The use of Unmanned Aerial Vehicles (UAV) has increased in the past decade. The aerodynamic characteristics of a UAV, as given for example by the shape of its fuselage and the shape of its airfoil, are crucial for its performance — how far it can fly, how long it can stay in the air, and how much it can carry. Achieving an optimal set of aerodynamic characteristics is challenging.
In this Brief we demonstrate how ADINA CFD can help engineers analyze the airflow around a Predator-like drone to give insights into its aerodynamic characteristics.
Figure 1 shows the 3D CAD geometry of the drone. The drone is 8.2 meters long, with a wingspan of 14.8 meters.
Figure 1 CAD geometry of the drone
The drone’s CAD geometry was imported into the AUI, in which the CFD model was created. To eliminate far-field boundary effects, the fluid (air) outer boundaries need to be sufficiently far from the drone, as seen in Figure 2.
Figure 2 The large fluid zone required to eliminate far-field boundary effects
The analysis focused on analyzing the airflow during steady-state cruising. The drone’s cruising speed was assumed to be 150 km/h, which is a relatively small speed compared to the speed of sound in air, so the air was assumed to be incompressible in the model.
The airflow is turbulent as characterized by the large Reynolds number. The turbulence model chosen was the standard k-ω turbulence model. Two million FCBI-C fluid elements were used in the mesh. As shown in Figure 3, the mesh needs to be fine enough around the drone to achieve sufficient accuracy, but can be much coarser away from the structure to reduce the computational cost.
Figure 3 Detail of the mesh used in the analysis
The analysis was run on an 8-core machine using DMP.
Some results of interest are shown in Figures 4 to 7. The movie above shows the use of the AUI fast graphics mode (FGM) to see the pressure band plot on the surface of the drone. These results help engineers assess the drone’s aerodynamic characteristics.
Figure 4 Pressure band plot at the drone’s vertical mid-plane
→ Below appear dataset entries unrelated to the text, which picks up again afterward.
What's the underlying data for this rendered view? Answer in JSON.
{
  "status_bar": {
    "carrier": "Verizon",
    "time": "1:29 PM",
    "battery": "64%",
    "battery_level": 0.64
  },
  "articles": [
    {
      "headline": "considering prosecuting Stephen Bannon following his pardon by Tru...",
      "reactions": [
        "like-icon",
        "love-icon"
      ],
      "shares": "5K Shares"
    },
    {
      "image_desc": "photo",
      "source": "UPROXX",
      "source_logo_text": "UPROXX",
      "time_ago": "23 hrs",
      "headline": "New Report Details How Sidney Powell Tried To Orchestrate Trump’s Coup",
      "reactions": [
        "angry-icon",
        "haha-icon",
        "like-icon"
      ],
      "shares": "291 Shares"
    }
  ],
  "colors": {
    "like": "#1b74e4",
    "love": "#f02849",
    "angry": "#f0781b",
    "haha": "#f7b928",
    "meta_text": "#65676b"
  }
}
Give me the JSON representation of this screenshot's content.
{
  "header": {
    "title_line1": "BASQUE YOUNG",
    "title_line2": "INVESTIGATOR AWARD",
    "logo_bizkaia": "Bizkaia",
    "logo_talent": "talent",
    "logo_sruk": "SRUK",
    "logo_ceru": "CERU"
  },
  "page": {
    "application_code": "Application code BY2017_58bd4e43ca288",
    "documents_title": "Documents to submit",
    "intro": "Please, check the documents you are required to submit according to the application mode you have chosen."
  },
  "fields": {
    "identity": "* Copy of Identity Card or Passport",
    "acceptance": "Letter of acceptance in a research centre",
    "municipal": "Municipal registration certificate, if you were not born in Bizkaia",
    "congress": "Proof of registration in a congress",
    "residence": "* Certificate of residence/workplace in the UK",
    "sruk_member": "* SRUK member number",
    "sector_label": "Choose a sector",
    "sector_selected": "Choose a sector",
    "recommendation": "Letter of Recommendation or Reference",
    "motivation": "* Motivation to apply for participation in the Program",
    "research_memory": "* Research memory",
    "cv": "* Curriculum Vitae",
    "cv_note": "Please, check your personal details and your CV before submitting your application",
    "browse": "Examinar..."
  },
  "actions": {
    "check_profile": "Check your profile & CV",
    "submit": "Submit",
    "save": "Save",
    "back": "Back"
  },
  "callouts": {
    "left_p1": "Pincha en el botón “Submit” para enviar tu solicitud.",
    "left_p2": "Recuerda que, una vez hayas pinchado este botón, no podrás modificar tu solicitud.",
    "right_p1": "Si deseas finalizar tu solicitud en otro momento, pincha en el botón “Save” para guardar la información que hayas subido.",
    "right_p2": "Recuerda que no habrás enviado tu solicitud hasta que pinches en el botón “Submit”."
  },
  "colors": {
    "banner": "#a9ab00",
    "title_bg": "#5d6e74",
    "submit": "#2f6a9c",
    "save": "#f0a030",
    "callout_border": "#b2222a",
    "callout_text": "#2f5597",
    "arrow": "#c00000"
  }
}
Figure 5 Pressure band plot at a vertical cutting plane of the airfoil. The pressure at the bottom is larger than at the top. The pressure difference provides the lift for the drone.
Figure 6 Band plot of turbulence kinetic energy at the drone’s vertical mid-plane
Figure 7 Band plot of turbulence kinetic energy at a vertical cutting plane of the airfoil
ADINA CFD, combining a powerful computational performance with comprehensive pre- and post-processing on a single platform, is an excellent tool for solving problems in computational fluid dynamics.
Aerodynamics, drone, UAV, CFD, DMP, distributed memory processing, parallel performance, pre-processing, post-processing